--- The input Enclosed Below ---

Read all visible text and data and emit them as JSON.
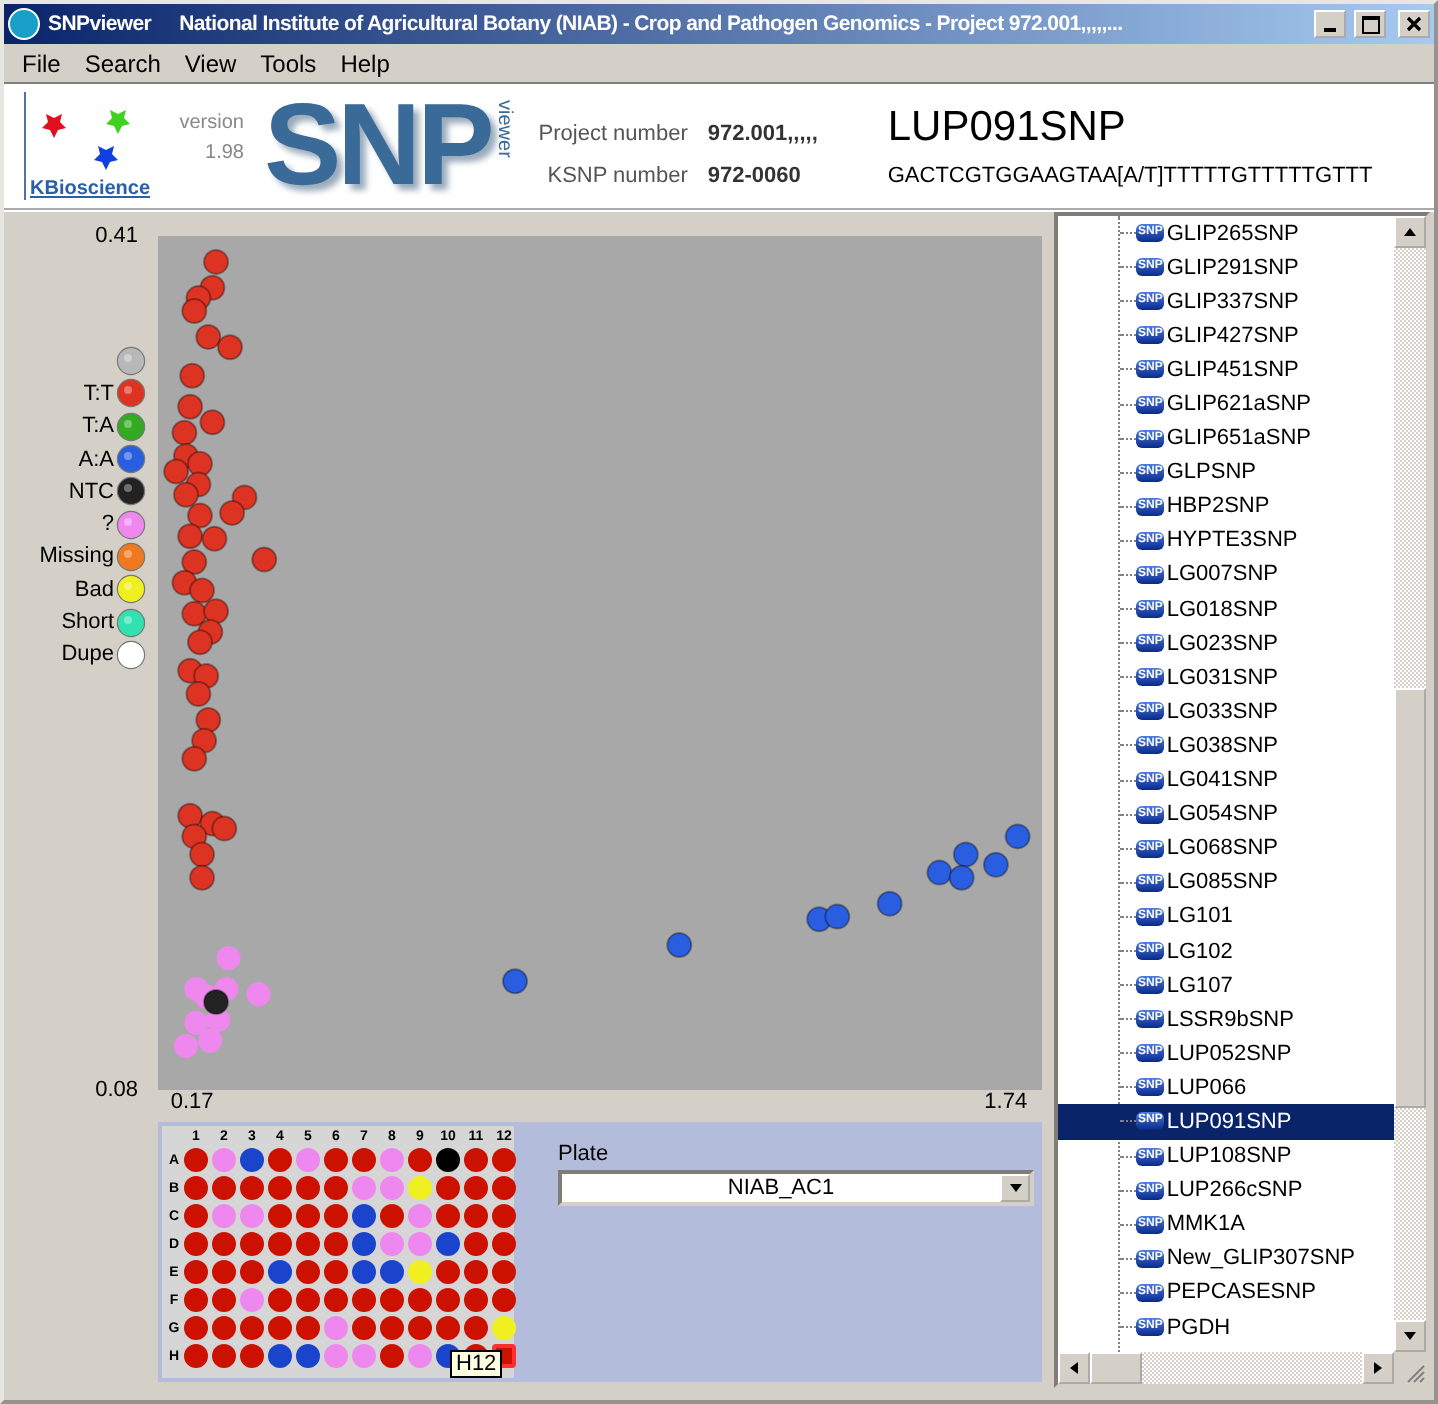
{
  "window": {
    "app_name": "SNPviewer",
    "title": "National Institute of Agricultural Botany (NIAB) - Crop and Pathogen Genomics - Project 972.001,,,,,..."
  },
  "menu": [
    "File",
    "Search",
    "View",
    "Tools",
    "Help"
  ],
  "header": {
    "company": "KBioscience",
    "version_label": "version",
    "version": "1.98",
    "logo_text": "SNP",
    "logo_sub": "viewer",
    "project_label": "Project number",
    "project_value": "972.001,,,,,",
    "ksnp_label": "KSNP number",
    "ksnp_value": "972-0060",
    "snp_name": "LUP091SNP",
    "sequence": "GACTCGTGGAAGTAA[A/T]TTTTTGTTTTTGTTT"
  },
  "legend": [
    {
      "color": "#b8b8b8"
    },
    {
      "label": "T:T",
      "color": "#dd3322"
    },
    {
      "label": "T:A",
      "color": "#33aa22"
    },
    {
      "label": "A:A",
      "color": "#2a5ee0"
    },
    {
      "label": "NTC",
      "color": "#222222"
    },
    {
      "label": "?",
      "color": "#ee88ee"
    },
    {
      "label": "Missing",
      "color": "#f07820"
    },
    {
      "label": "Bad",
      "color": "#f0f020"
    },
    {
      "label": "Short",
      "color": "#33e0b0"
    },
    {
      "label": "Dupe",
      "color": "#ffffff"
    }
  ],
  "plot": {
    "chart_data": {
      "type": "scatter",
      "xlim": [
        0.104,
        1.81
      ],
      "ylim": [
        0.08,
        0.41
      ],
      "xticks": [
        {
          "value": 0.17,
          "label": "0.17"
        },
        {
          "value": 1.74,
          "label": "1.74"
        }
      ],
      "yticks": [
        {
          "value": 0.08,
          "label": "0.08"
        },
        {
          "value": 0.41,
          "label": "0.41"
        }
      ],
      "series": [
        {
          "color": "#dd3322",
          "x": [
            0.216,
            0.209,
            0.182,
            0.174,
            0.201,
            0.243,
            0.17,
            0.166,
            0.209,
            0.155,
            0.158,
            0.185,
            0.139,
            0.182,
            0.271,
            0.247,
            0.158,
            0.185,
            0.166,
            0.213,
            0.309,
            0.174,
            0.155,
            0.189,
            0.174,
            0.216,
            0.205,
            0.185,
            0.166,
            0.197,
            0.182,
            0.201,
            0.193,
            0.174,
            0.166,
            0.209,
            0.232,
            0.174,
            0.189,
            0.189
          ],
          "values": [
            0.4,
            0.39,
            0.386,
            0.381,
            0.371,
            0.367,
            0.356,
            0.344,
            0.338,
            0.334,
            0.325,
            0.322,
            0.319,
            0.314,
            0.309,
            0.303,
            0.31,
            0.302,
            0.294,
            0.293,
            0.285,
            0.284,
            0.276,
            0.273,
            0.264,
            0.265,
            0.257,
            0.253,
            0.242,
            0.24,
            0.233,
            0.223,
            0.215,
            0.208,
            0.186,
            0.183,
            0.181,
            0.178,
            0.171,
            0.162
          ]
        },
        {
          "color": "#2a5ee0",
          "x": [
            0.793,
            1.11,
            1.38,
            1.415,
            1.516,
            1.612,
            1.663,
            1.655,
            1.721,
            1.763
          ],
          "values": [
            0.122,
            0.136,
            0.146,
            0.147,
            0.152,
            0.164,
            0.171,
            0.162,
            0.167,
            0.178
          ]
        },
        {
          "color": "#ee88ee",
          "x": [
            0.24,
            0.178,
            0.236,
            0.298,
            0.197,
            0.22,
            0.178,
            0.205,
            0.158
          ],
          "values": [
            0.131,
            0.119,
            0.119,
            0.117,
            0.116,
            0.107,
            0.106,
            0.099,
            0.097
          ]
        },
        {
          "color": "#222222",
          "x": [
            0.216
          ],
          "values": [
            0.114
          ]
        }
      ]
    }
  },
  "plate": {
    "columns": [
      "1",
      "2",
      "3",
      "4",
      "5",
      "6",
      "7",
      "8",
      "9",
      "10",
      "11",
      "12"
    ],
    "rows": [
      {
        "label": "A",
        "wells": [
          {
            "color": "#cc1100",
            "selected": false
          },
          {
            "color": "#ee88ee",
            "selected": false
          },
          {
            "color": "#1a44cc",
            "selected": false
          },
          {
            "color": "#cc1100",
            "selected": false
          },
          {
            "color": "#ee88ee",
            "selected": false
          },
          {
            "color": "#cc1100",
            "selected": false
          },
          {
            "color": "#cc1100",
            "selected": false
          },
          {
            "color": "#ee88ee",
            "selected": false
          },
          {
            "color": "#cc1100",
            "selected": false
          },
          {
            "color": "#000000",
            "selected": false
          },
          {
            "color": "#cc1100",
            "selected": false
          },
          {
            "color": "#cc1100",
            "selected": false
          }
        ]
      },
      {
        "label": "B",
        "wells": [
          {
            "color": "#cc1100",
            "selected": false
          },
          {
            "color": "#cc1100",
            "selected": false
          },
          {
            "color": "#cc1100",
            "selected": false
          },
          {
            "color": "#cc1100",
            "selected": false
          },
          {
            "color": "#cc1100",
            "selected": false
          },
          {
            "color": "#cc1100",
            "selected": false
          },
          {
            "color": "#ee88ee",
            "selected": false
          },
          {
            "color": "#ee88ee",
            "selected": false
          },
          {
            "color": "#f0f020",
            "selected": false
          },
          {
            "color": "#cc1100",
            "selected": false
          },
          {
            "color": "#cc1100",
            "selected": false
          },
          {
            "color": "#cc1100",
            "selected": false
          }
        ]
      },
      {
        "label": "C",
        "wells": [
          {
            "color": "#cc1100",
            "selected": false
          },
          {
            "color": "#ee88ee",
            "selected": false
          },
          {
            "color": "#ee88ee",
            "selected": false
          },
          {
            "color": "#cc1100",
            "selected": false
          },
          {
            "color": "#cc1100",
            "selected": false
          },
          {
            "color": "#cc1100",
            "selected": false
          },
          {
            "color": "#1a44cc",
            "selected": false
          },
          {
            "color": "#cc1100",
            "selected": false
          },
          {
            "color": "#ee88ee",
            "selected": false
          },
          {
            "color": "#cc1100",
            "selected": false
          },
          {
            "color": "#cc1100",
            "selected": false
          },
          {
            "color": "#cc1100",
            "selected": false
          }
        ]
      },
      {
        "label": "D",
        "wells": [
          {
            "color": "#cc1100",
            "selected": false
          },
          {
            "color": "#cc1100",
            "selected": false
          },
          {
            "color": "#cc1100",
            "selected": false
          },
          {
            "color": "#cc1100",
            "selected": false
          },
          {
            "color": "#cc1100",
            "selected": false
          },
          {
            "color": "#cc1100",
            "selected": false
          },
          {
            "color": "#1a44cc",
            "selected": false
          },
          {
            "color": "#ee88ee",
            "selected": false
          },
          {
            "color": "#ee88ee",
            "selected": false
          },
          {
            "color": "#1a44cc",
            "selected": false
          },
          {
            "color": "#cc1100",
            "selected": false
          },
          {
            "color": "#cc1100",
            "selected": false
          }
        ]
      },
      {
        "label": "E",
        "wells": [
          {
            "color": "#cc1100",
            "selected": false
          },
          {
            "color": "#cc1100",
            "selected": false
          },
          {
            "color": "#cc1100",
            "selected": false
          },
          {
            "color": "#1a44cc",
            "selected": false
          },
          {
            "color": "#cc1100",
            "selected": false
          },
          {
            "color": "#cc1100",
            "selected": false
          },
          {
            "color": "#1a44cc",
            "selected": false
          },
          {
            "color": "#1a44cc",
            "selected": false
          },
          {
            "color": "#f0f020",
            "selected": false
          },
          {
            "color": "#cc1100",
            "selected": false
          },
          {
            "color": "#cc1100",
            "selected": false
          },
          {
            "color": "#cc1100",
            "selected": false
          }
        ]
      },
      {
        "label": "F",
        "wells": [
          {
            "color": "#cc1100",
            "selected": false
          },
          {
            "color": "#cc1100",
            "selected": false
          },
          {
            "color": "#ee88ee",
            "selected": false
          },
          {
            "color": "#cc1100",
            "selected": false
          },
          {
            "color": "#cc1100",
            "selected": false
          },
          {
            "color": "#cc1100",
            "selected": false
          },
          {
            "color": "#cc1100",
            "selected": false
          },
          {
            "color": "#cc1100",
            "selected": false
          },
          {
            "color": "#cc1100",
            "selected": false
          },
          {
            "color": "#cc1100",
            "selected": false
          },
          {
            "color": "#cc1100",
            "selected": false
          },
          {
            "color": "#cc1100",
            "selected": false
          }
        ]
      },
      {
        "label": "G",
        "wells": [
          {
            "color": "#cc1100",
            "selected": false
          },
          {
            "color": "#cc1100",
            "selected": false
          },
          {
            "color": "#cc1100",
            "selected": false
          },
          {
            "color": "#cc1100",
            "selected": false
          },
          {
            "color": "#cc1100",
            "selected": false
          },
          {
            "color": "#ee88ee",
            "selected": false
          },
          {
            "color": "#cc1100",
            "selected": false
          },
          {
            "color": "#cc1100",
            "selected": false
          },
          {
            "color": "#cc1100",
            "selected": false
          },
          {
            "color": "#cc1100",
            "selected": false
          },
          {
            "color": "#cc1100",
            "selected": false
          },
          {
            "color": "#f0f020",
            "selected": false
          }
        ]
      },
      {
        "label": "H",
        "wells": [
          {
            "color": "#cc1100",
            "selected": false
          },
          {
            "color": "#cc1100",
            "selected": false
          },
          {
            "color": "#cc1100",
            "selected": false
          },
          {
            "color": "#1a44cc",
            "selected": false
          },
          {
            "color": "#1a44cc",
            "selected": false
          },
          {
            "color": "#ee88ee",
            "selected": false
          },
          {
            "color": "#ee88ee",
            "selected": false
          },
          {
            "color": "#cc1100",
            "selected": false
          },
          {
            "color": "#ee88ee",
            "selected": false
          },
          {
            "color": "#1a44cc",
            "selected": false
          },
          {
            "color": "#cc1100",
            "selected": false
          },
          {
            "color": "#cc1100",
            "selected": true
          }
        ]
      }
    ],
    "tooltip": "H12",
    "plate_label": "Plate",
    "plate_value": "NIAB_AC1"
  },
  "snp_list": [
    {
      "badge": "SNP",
      "label": "GLIP265SNP",
      "selected": false
    },
    {
      "badge": "SNP",
      "label": "GLIP291SNP",
      "selected": false
    },
    {
      "badge": "SNP",
      "label": "GLIP337SNP",
      "selected": false
    },
    {
      "badge": "SNP",
      "label": "GLIP427SNP",
      "selected": false
    },
    {
      "badge": "SNP",
      "label": "GLIP451SNP",
      "selected": false
    },
    {
      "badge": "SNP",
      "label": "GLIP621aSNP",
      "selected": false
    },
    {
      "badge": "SNP",
      "label": "GLIP651aSNP",
      "selected": false
    },
    {
      "badge": "SNP",
      "label": "GLPSNP",
      "selected": false
    },
    {
      "badge": "SNP",
      "label": "HBP2SNP",
      "selected": false
    },
    {
      "badge": "SNP",
      "label": "HYPTE3SNP",
      "selected": false
    },
    {
      "badge": "SNP",
      "label": "LG007SNP",
      "selected": false
    },
    {
      "badge": "SNP",
      "label": "LG018SNP",
      "selected": false
    },
    {
      "badge": "SNP",
      "label": "LG023SNP",
      "selected": false
    },
    {
      "badge": "SNP",
      "label": "LG031SNP",
      "selected": false
    },
    {
      "badge": "SNP",
      "label": "LG033SNP",
      "selected": false
    },
    {
      "badge": "SNP",
      "label": "LG038SNP",
      "selected": false
    },
    {
      "badge": "SNP",
      "label": "LG041SNP",
      "selected": false
    },
    {
      "badge": "SNP",
      "label": "LG054SNP",
      "selected": false
    },
    {
      "badge": "SNP",
      "label": "LG068SNP",
      "selected": false
    },
    {
      "badge": "SNP",
      "label": "LG085SNP",
      "selected": false
    },
    {
      "badge": "SNP",
      "label": "LG101",
      "selected": false
    },
    {
      "badge": "SNP",
      "label": "LG102",
      "selected": false
    },
    {
      "badge": "SNP",
      "label": "LG107",
      "selected": false
    },
    {
      "badge": "SNP",
      "label": "LSSR9bSNP",
      "selected": false
    },
    {
      "badge": "SNP",
      "label": "LUP052SNP",
      "selected": false
    },
    {
      "badge": "SNP",
      "label": "LUP066",
      "selected": false
    },
    {
      "badge": "SNP",
      "label": "LUP091SNP",
      "selected": true
    },
    {
      "badge": "SNP",
      "label": "LUP108SNP",
      "selected": false
    },
    {
      "badge": "SNP",
      "label": "LUP266cSNP",
      "selected": false
    },
    {
      "badge": "SNP",
      "label": "MMK1A",
      "selected": false
    },
    {
      "badge": "SNP",
      "label": "New_GLIP307SNP",
      "selected": false
    },
    {
      "badge": "SNP",
      "label": "PEPCASESNP",
      "selected": false
    },
    {
      "badge": "SNP",
      "label": "PGDH",
      "selected": false
    }
  ]
}
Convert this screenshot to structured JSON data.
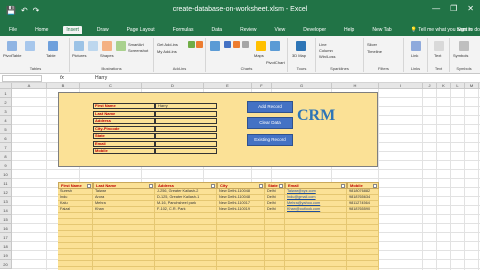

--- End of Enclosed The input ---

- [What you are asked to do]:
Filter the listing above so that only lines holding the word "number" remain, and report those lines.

- [Result for this task]:
    "project_label": "Project number",
    "ksnp_label": "KSNP number",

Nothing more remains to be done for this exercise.